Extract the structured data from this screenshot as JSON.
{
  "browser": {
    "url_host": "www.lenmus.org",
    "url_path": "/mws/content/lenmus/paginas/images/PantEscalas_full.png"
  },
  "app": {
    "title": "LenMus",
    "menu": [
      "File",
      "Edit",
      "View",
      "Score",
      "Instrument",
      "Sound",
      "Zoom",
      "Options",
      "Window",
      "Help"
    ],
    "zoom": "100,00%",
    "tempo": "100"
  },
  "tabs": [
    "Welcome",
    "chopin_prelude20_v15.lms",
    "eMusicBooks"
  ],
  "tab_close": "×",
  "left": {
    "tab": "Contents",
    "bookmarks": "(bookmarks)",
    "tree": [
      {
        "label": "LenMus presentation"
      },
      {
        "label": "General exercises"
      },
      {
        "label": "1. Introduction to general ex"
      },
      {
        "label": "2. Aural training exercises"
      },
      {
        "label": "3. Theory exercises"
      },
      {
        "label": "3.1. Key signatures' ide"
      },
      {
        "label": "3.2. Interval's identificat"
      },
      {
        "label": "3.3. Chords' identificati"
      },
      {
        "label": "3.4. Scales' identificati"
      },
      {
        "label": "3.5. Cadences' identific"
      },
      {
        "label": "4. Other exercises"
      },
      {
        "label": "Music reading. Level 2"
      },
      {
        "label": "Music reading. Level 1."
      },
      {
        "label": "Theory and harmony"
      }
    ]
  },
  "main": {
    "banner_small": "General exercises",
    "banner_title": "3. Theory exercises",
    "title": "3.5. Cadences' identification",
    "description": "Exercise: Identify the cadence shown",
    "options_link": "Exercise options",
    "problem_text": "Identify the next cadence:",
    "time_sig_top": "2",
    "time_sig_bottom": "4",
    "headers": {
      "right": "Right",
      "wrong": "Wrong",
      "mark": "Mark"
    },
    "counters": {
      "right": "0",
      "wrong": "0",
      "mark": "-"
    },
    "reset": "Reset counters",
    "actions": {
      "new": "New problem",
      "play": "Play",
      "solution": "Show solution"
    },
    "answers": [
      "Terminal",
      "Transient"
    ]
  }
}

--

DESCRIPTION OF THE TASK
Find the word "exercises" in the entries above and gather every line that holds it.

PROBLEM SOLUTION
        "label": "General exercises"
        "label": "2. Aural training exercises"
        "label": "3. Theory exercises"
        "label": "4. Other exercises"
    "banner_small": "General exercises",
    "banner_title": "3. Theory exercises",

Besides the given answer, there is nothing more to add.